## Try it
All lines from the entries below that contain the string "screenshot" should be copied out.

## Interface dataset entries
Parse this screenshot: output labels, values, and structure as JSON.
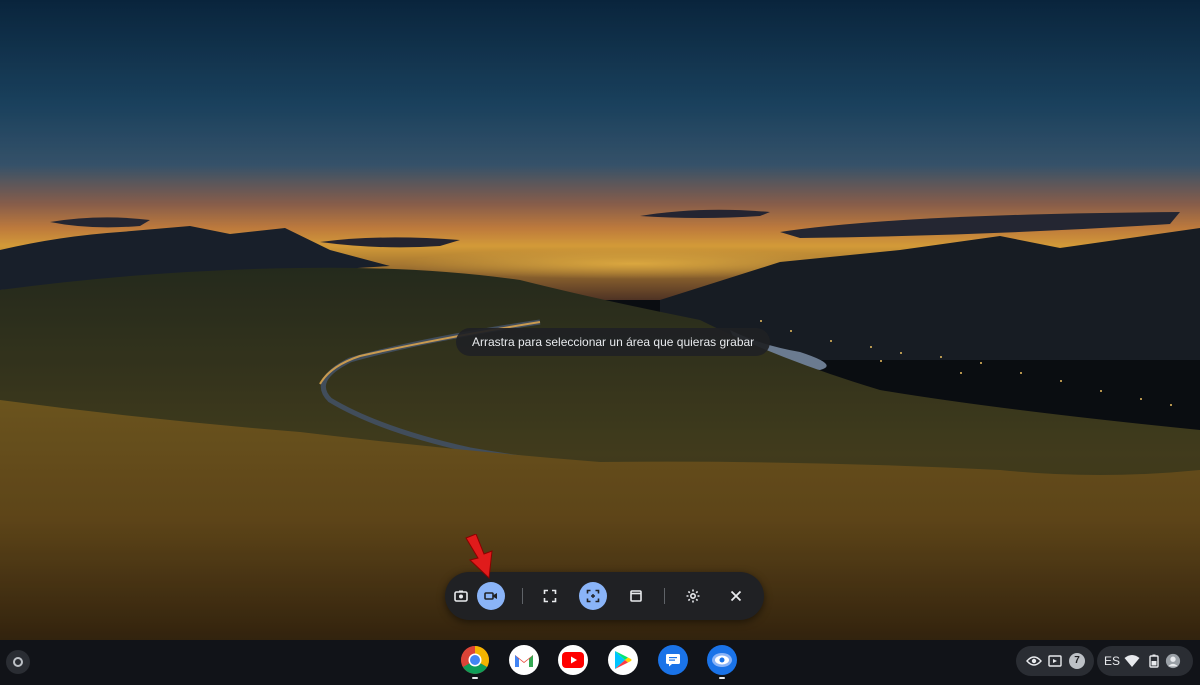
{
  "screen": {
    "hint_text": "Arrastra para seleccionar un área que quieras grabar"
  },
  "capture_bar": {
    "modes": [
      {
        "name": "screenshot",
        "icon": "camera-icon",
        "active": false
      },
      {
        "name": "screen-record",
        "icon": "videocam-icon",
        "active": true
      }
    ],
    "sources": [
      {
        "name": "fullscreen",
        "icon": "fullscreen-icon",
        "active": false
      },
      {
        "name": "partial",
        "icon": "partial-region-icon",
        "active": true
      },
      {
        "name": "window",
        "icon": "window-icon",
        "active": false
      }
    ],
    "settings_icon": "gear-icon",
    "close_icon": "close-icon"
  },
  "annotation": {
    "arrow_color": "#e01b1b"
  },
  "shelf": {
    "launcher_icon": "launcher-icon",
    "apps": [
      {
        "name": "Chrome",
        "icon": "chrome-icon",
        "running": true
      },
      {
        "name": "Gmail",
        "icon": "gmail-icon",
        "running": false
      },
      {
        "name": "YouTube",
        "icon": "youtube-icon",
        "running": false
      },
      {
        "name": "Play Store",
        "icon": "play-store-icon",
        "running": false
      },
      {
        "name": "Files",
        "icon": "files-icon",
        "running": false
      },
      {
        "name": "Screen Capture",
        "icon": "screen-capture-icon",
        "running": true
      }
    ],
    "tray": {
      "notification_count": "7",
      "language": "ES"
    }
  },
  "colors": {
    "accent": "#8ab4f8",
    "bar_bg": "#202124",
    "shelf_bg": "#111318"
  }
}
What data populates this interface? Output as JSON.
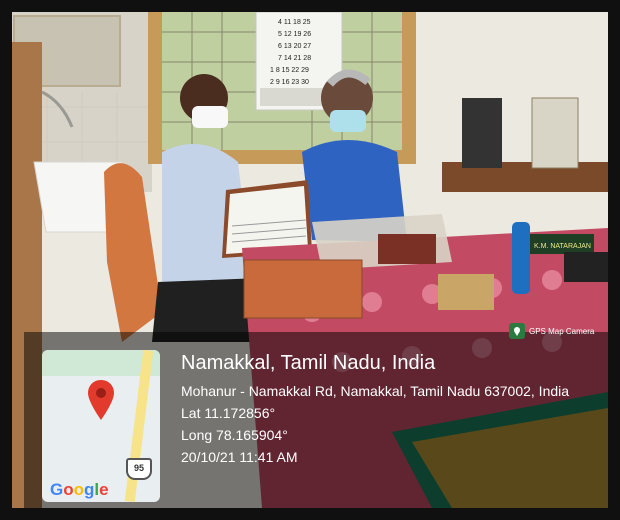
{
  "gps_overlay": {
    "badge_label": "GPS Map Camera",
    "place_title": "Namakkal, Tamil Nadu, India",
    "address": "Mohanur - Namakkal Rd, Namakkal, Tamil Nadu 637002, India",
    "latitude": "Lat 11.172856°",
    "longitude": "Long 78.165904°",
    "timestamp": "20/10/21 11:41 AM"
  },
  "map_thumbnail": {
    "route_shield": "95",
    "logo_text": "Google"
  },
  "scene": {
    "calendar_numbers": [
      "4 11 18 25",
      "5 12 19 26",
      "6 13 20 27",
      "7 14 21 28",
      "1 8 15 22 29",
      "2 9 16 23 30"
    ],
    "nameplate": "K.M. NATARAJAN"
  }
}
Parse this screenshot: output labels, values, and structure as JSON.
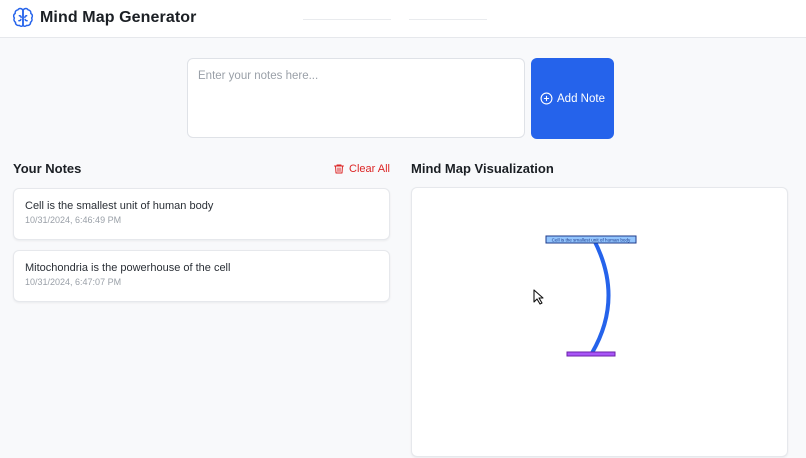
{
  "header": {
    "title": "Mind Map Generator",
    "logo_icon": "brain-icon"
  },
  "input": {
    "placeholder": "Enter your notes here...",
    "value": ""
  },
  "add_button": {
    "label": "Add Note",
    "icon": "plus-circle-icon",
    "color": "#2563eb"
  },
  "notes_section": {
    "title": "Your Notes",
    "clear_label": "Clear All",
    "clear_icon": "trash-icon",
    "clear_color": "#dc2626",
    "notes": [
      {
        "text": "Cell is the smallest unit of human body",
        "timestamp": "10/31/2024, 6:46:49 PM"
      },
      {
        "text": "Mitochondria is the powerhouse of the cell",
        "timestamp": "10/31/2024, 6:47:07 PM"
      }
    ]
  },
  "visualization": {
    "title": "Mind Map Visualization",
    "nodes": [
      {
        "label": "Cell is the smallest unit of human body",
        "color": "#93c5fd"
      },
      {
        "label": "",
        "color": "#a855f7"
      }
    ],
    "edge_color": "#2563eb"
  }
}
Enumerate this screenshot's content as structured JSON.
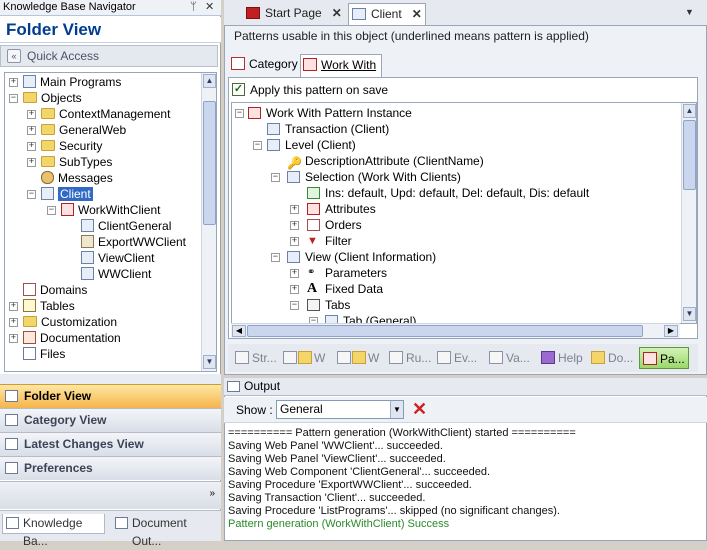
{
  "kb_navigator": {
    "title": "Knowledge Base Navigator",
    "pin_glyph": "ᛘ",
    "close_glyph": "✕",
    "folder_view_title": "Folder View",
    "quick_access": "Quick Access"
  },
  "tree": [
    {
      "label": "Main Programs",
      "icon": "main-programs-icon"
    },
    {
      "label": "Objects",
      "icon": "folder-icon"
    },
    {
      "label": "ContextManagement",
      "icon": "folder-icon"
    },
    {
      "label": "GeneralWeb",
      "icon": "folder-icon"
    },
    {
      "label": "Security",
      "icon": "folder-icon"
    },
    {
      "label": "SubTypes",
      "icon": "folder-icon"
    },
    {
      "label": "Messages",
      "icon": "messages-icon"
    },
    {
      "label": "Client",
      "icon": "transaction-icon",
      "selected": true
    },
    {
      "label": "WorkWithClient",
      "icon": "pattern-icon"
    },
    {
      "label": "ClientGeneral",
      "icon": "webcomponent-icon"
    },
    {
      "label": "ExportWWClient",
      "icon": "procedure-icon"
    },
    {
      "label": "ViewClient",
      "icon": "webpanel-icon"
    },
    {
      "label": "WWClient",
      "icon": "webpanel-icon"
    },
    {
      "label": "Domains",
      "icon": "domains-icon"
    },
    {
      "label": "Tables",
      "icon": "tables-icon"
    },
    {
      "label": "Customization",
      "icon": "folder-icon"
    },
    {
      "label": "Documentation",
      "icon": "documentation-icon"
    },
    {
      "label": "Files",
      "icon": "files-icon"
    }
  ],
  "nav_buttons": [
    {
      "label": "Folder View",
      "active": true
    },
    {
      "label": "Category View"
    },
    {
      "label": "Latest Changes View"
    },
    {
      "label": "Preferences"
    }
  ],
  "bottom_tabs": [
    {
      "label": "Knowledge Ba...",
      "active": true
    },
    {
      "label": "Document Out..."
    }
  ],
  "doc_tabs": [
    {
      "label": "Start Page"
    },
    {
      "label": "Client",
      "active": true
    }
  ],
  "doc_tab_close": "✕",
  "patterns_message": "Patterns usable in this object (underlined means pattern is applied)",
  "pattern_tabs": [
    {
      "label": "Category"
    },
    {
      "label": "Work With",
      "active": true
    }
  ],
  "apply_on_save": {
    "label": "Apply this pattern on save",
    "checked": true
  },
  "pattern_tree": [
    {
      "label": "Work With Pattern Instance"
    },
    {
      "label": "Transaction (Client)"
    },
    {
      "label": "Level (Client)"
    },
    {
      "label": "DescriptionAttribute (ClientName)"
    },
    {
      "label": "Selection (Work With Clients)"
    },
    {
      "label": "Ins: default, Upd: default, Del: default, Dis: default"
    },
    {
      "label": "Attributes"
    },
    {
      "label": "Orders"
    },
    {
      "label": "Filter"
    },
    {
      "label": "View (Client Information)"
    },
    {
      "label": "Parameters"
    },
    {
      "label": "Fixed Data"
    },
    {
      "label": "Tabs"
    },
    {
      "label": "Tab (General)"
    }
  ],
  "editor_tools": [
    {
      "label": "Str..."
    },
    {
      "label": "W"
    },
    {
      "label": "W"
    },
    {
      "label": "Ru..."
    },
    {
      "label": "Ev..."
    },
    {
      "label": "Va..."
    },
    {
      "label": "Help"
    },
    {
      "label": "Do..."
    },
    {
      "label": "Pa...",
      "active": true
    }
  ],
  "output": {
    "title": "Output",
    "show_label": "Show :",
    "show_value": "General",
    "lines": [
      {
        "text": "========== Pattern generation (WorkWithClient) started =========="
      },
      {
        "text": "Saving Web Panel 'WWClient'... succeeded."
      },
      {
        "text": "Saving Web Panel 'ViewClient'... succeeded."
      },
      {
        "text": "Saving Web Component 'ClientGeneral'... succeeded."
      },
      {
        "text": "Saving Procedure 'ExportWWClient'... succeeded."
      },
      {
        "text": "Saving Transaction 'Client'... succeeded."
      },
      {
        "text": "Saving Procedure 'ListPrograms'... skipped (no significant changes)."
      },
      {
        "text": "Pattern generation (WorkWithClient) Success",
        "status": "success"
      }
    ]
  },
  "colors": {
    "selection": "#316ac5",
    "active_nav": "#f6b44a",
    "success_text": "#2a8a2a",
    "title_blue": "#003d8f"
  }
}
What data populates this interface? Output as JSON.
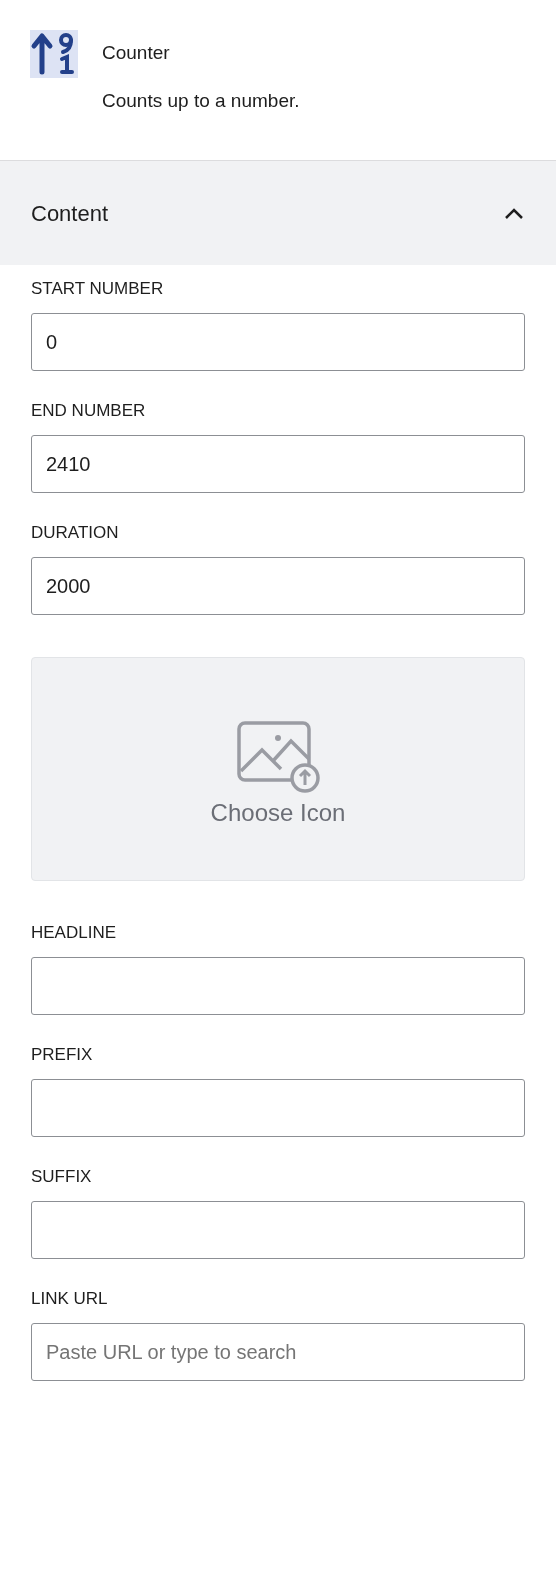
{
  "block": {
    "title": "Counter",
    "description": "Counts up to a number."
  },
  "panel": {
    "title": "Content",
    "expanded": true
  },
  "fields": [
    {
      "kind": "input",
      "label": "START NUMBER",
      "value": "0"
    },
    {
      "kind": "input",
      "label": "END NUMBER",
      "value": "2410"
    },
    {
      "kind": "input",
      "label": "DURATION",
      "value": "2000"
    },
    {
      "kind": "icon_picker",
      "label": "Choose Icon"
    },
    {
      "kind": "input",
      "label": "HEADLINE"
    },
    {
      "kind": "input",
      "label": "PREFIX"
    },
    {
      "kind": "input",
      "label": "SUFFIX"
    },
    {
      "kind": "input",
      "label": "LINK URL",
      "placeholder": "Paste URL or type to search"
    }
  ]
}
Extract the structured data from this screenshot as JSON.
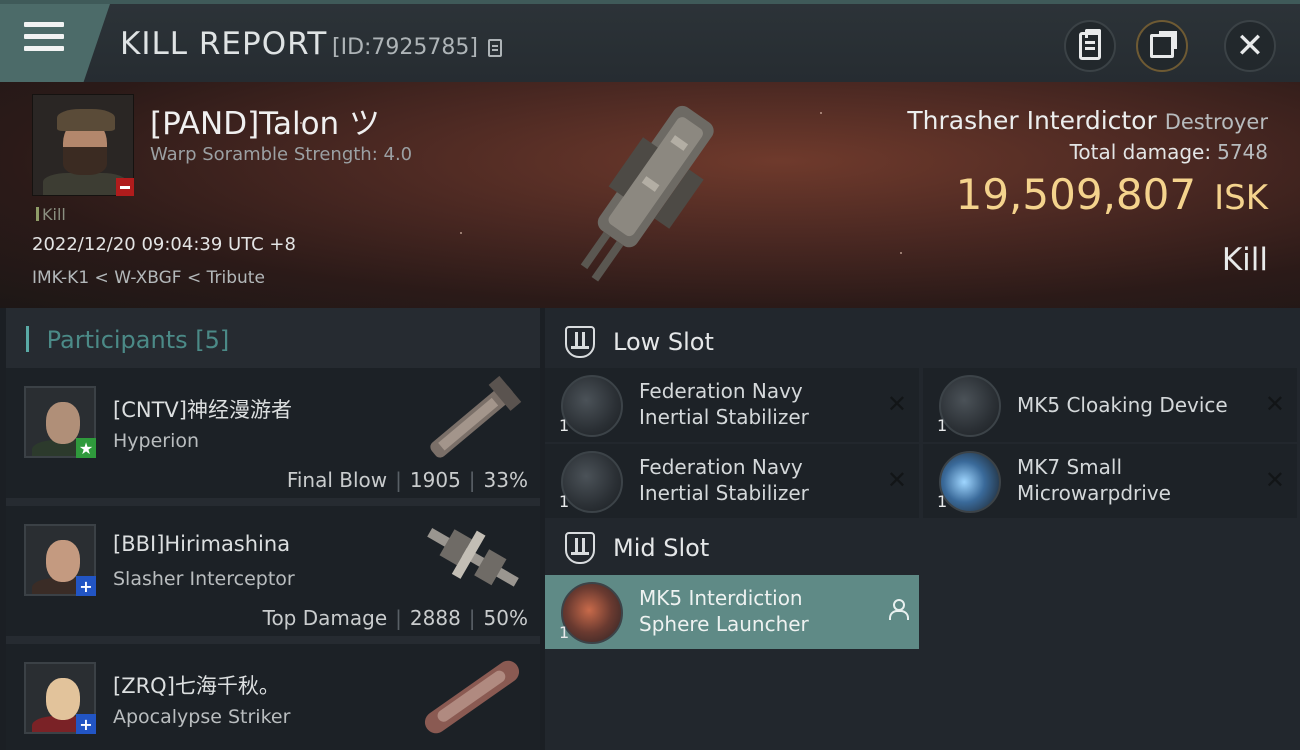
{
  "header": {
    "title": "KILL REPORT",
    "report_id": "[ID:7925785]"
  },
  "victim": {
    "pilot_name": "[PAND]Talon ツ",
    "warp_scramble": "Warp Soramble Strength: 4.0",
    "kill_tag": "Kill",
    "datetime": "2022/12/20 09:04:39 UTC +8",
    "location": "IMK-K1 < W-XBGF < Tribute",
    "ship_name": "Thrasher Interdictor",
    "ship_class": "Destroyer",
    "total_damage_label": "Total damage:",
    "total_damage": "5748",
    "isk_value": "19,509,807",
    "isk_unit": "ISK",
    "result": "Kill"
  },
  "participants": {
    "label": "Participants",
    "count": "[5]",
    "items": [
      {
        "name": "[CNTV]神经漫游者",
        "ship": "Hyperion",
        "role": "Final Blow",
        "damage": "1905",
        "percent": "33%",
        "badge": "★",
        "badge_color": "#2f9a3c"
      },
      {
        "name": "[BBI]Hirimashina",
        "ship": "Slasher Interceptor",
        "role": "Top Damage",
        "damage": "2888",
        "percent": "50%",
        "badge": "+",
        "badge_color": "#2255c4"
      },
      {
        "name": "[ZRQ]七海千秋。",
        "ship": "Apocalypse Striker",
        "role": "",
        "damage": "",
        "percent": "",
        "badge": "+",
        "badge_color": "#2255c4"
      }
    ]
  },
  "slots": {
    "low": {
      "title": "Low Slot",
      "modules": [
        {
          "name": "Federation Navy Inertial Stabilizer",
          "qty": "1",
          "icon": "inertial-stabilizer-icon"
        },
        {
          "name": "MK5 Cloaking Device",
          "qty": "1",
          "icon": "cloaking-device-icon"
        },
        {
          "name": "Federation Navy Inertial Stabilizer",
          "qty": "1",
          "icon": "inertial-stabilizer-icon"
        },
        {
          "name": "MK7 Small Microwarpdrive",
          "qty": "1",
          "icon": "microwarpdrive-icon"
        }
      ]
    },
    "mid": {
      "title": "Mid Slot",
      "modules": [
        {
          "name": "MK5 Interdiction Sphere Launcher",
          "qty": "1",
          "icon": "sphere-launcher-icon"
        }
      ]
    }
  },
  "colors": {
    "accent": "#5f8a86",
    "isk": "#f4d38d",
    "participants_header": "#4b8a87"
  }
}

## Output for this exercise
Parse this screenshot: output labels, values, and structure as JSON.
        "name": "screenshot",
Parse this screenshot: output labels, values, and structure as JSON.
Enumerate this screenshot's content as structured JSON.
Extract the structured data from this screenshot as JSON.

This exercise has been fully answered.